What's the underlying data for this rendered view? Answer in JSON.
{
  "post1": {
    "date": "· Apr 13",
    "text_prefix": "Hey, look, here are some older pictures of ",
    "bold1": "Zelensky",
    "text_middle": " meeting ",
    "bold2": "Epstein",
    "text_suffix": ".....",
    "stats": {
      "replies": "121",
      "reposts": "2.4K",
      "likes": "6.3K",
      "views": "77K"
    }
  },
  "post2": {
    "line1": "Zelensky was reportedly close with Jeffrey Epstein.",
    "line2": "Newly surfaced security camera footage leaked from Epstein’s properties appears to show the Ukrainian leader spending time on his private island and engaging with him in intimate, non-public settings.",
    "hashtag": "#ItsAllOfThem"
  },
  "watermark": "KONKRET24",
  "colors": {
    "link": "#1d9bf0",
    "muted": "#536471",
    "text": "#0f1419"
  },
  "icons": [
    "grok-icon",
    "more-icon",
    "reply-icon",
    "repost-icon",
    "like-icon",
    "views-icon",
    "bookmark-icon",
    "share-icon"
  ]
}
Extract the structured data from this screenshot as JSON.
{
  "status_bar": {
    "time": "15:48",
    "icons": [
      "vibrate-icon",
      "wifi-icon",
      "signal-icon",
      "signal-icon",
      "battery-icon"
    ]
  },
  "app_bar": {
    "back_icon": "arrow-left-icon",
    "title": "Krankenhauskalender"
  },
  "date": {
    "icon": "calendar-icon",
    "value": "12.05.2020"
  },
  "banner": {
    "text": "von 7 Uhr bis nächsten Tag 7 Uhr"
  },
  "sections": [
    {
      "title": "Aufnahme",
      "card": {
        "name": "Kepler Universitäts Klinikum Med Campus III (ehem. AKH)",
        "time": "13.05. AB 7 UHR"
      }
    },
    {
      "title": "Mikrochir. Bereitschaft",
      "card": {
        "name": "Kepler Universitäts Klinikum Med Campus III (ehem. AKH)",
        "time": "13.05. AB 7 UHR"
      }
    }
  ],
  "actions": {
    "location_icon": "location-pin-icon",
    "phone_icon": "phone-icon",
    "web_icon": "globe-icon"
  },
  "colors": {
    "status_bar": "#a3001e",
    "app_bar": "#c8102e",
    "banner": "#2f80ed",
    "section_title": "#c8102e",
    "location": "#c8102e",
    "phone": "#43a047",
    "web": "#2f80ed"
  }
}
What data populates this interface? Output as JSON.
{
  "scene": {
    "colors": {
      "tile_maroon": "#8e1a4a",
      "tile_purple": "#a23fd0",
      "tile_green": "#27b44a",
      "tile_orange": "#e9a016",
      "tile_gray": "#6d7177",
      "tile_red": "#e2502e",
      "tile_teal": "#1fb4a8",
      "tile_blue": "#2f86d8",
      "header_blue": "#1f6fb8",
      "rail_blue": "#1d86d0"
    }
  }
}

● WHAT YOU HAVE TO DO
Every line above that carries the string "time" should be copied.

● SOLUTION BELOW
    "line2": "Newly surfaced security camera footage leaked from Epstein’s properties appears to show the Ukrainian leader spending time on his private island and engaging with him in intimate, non-public settings.",
    "time": "15:48",
        "time": "13.05. AB 7 UHR"
        "time": "13.05. AB 7 UHR"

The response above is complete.